The staff will only pull what you ask for.

DPD is an very active office where building permits and other land use issues are reviewed and approved.  These holdings are also actively accessed by the general public who is interested in projects being built now or to be built in the future.  For those of us interested in the historical aspects of the holdings, it is best to not visit in person but rather send Josey and Warren an email describing what we need and give them a few days to find it. They will scan the record and send it to you electronically, saving the cost (and effort) of parking and coming in person.

If you do decide to go in person, the office is on the 19th floor of the Municipal building. Check their hours of public access as these are restricted.   My first impression of the lobby during public hours was of chaos in a large open space.  The information desk is in front of you, closed offices to the right and a large seating area on the left.  Against the wall behind you on the left are a series of computers for registering your presence and making an appointment (appointments can only be made in person for that day.)  While you may be interested in multiple addresses, it is only necessary to enter one address to make the appointment.  Be prepared for a wait. I cannot recommend (from personal experience) standing in line at the information counter for personal assistance unless there is no one else there.

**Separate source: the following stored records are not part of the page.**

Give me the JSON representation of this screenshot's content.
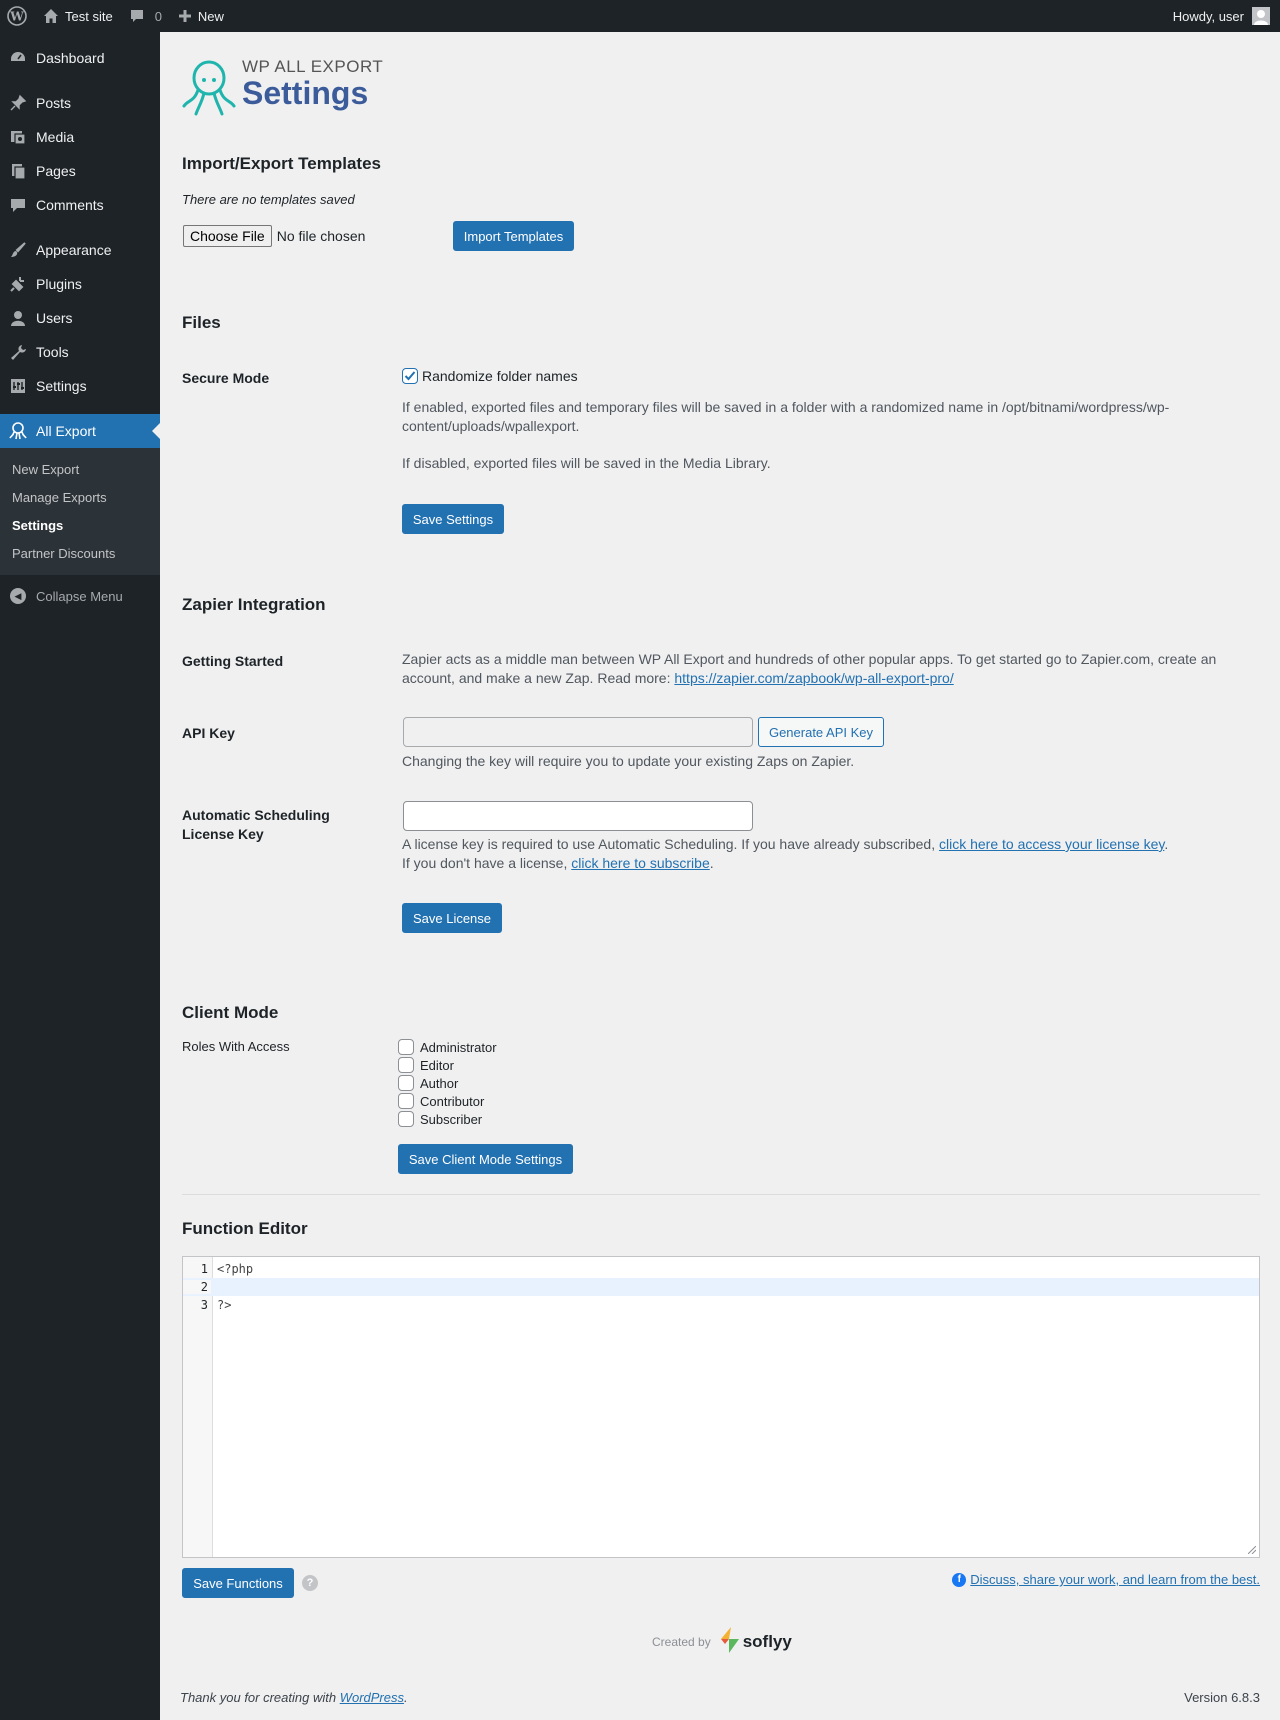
{
  "adminbar": {
    "site_name": "Test site",
    "comments_count": "0",
    "new_label": "New",
    "howdy": "Howdy, user"
  },
  "sidebar": {
    "items": [
      {
        "label": "Dashboard",
        "icon": "dashboard-icon"
      },
      {
        "label": "Posts",
        "icon": "pin-icon"
      },
      {
        "label": "Media",
        "icon": "media-icon"
      },
      {
        "label": "Pages",
        "icon": "pages-icon"
      },
      {
        "label": "Comments",
        "icon": "comment-icon"
      },
      {
        "label": "Appearance",
        "icon": "brush-icon"
      },
      {
        "label": "Plugins",
        "icon": "plugin-icon"
      },
      {
        "label": "Users",
        "icon": "user-icon"
      },
      {
        "label": "Tools",
        "icon": "wrench-icon"
      },
      {
        "label": "Settings",
        "icon": "settings-icon"
      },
      {
        "label": "All Export",
        "icon": "octopus-icon"
      }
    ],
    "submenu": [
      "New Export",
      "Manage Exports",
      "Settings",
      "Partner Discounts"
    ],
    "collapse_label": "Collapse Menu"
  },
  "logo": {
    "small": "WP ALL EXPORT",
    "big": "Settings"
  },
  "templates": {
    "heading": "Import/Export Templates",
    "empty_note": "There are no templates saved",
    "choose_file": "Choose File",
    "no_file": "No file chosen",
    "import_button": "Import Templates"
  },
  "files": {
    "heading": "Files",
    "secure_mode_label": "Secure Mode",
    "randomize_label": "Randomize folder names",
    "randomize_checked": true,
    "desc_enabled": "If enabled, exported files and temporary files will be saved in a folder with a randomized name in /opt/bitnami/wordpress/wp-content/uploads/wpallexport.",
    "desc_disabled": "If disabled, exported files will be saved in the Media Library.",
    "save_button": "Save Settings"
  },
  "zapier": {
    "heading": "Zapier Integration",
    "getting_started_label": "Getting Started",
    "getting_started_text": "Zapier acts as a middle man between WP All Export and hundreds of other popular apps. To get started go to Zapier.com, create an account, and make a new Zap. Read more: ",
    "getting_started_link": "https://zapier.com/zapbook/wp-all-export-pro/",
    "api_key_label": "API Key",
    "api_key_value": "",
    "generate_button": "Generate API Key",
    "api_key_note": "Changing the key will require you to update your existing Zaps on Zapier.",
    "license_label": "Automatic Scheduling License Key",
    "license_value": "",
    "license_note_1": "A license key is required to use Automatic Scheduling. If you have already subscribed, ",
    "license_link_1": "click here to access your license key",
    "license_note_2": "If you don't have a license, ",
    "license_link_2": "click here to subscribe",
    "save_license_button": "Save License"
  },
  "client_mode": {
    "heading": "Client Mode",
    "roles_label": "Roles With Access",
    "roles": [
      "Administrator",
      "Editor",
      "Author",
      "Contributor",
      "Subscriber"
    ],
    "save_button": "Save Client Mode Settings"
  },
  "function_editor": {
    "heading": "Function Editor",
    "lines": [
      {
        "num": "1",
        "code": "<?php"
      },
      {
        "num": "2",
        "code": ""
      },
      {
        "num": "3",
        "code": "?>"
      }
    ],
    "save_button": "Save Functions",
    "discuss_link": "Discuss, share your work, and learn from the best."
  },
  "credit": {
    "created_by": "Created by",
    "brand": "soflyy"
  },
  "footer": {
    "thanks": "Thank you for creating with ",
    "wp_link": "WordPress",
    "version": "Version 6.8.3"
  },
  "colors": {
    "accent": "#2271b1",
    "sidebar_bg": "#1d2327",
    "logo_teal": "#1fb5ad",
    "logo_blue": "#3b5b9a"
  }
}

Their busiest days are Tuesdays and Thursdays; their busiest time of day is early morning and late afternoon.  Noontime is the least busy.

This personal experience taught me to send them an email instead.  The email address is dpd_microfilm@seattle.gov.  Their website is http://www.seattle.gov/dpd/.

Ask for:

  1. “History Card”: this is a list of permits for each address.  At a minimum it will include the permit date the amount paid for the permit and the size and type of building.
  2. A copy of all permits listed on the History card.
  3. Determine if there are plans.  If yes, then ask for those.
  4. DPD also has “Abstracts” which are the historical ownership records back to 1908.  These are filed by legal description (lot and block) and are in alpha order. Again, you have to ask specifically for these records.
  5. If your property might be affected by a shoreline permit, ask for that.

It was a terrific tour and the staff was willing to answer all our questions.

DD DPD JoseyAn interesting issue of security and public access was raised during the questions and answer period (Josey responding to questions in photo at left).  Yes, these are public records; only one set of plans is unavailable to the public–plans of the County Jail.  There may be some reasons why certain owners might not want their plans public but while the DPD staff will work with people on that issue, it is rarely a request that is granted.

Thanks to Historic Seattle and Luci Baker Johnson for organizing this tour and all of the repository tours.  Here is a list of the remaining tours. I only blog about those I attend.  Click here to link to the series  It is necessary to make advanced reservations but Luci announced that some of these tours are already filled.

  • University of Washington Built Environments Library
         Saturday, April 4, 2015
  • Fiske Genealogical Library
         Saturday, May 9, 2015
  • Washington State Historical Society History Research Center
         Thursday, June 4 or Saturday, June 6, 2015 (offered both days, choose one)
  • Tacoma Public Library Northwest Room
         Saturday, June 6, 2015
  • Eastside Heritage Center
         Saturday, August 8, 2015
  • Providence Mount St. Vincent Archives
         Thursday, September 3, 2015

Happy Hunting!

What i have done since the last posting:  The past few weeks have been a genealogy marathon where I worked to complete the production of three presentations for Jefferson County GS which I will give on 21 March.  I created a webpage where I post presentation materials in advance for the attendees.  I keep it active until a week after the presentation and then take it down.  I have been asked to write an article for the Illinois State Genealogy Quarterly.  I responded to the NGS Call for papers with eight submissions.  Next, I need to respond to the FGS Call for Papers.

All photos taken by me on 5 May at DPD.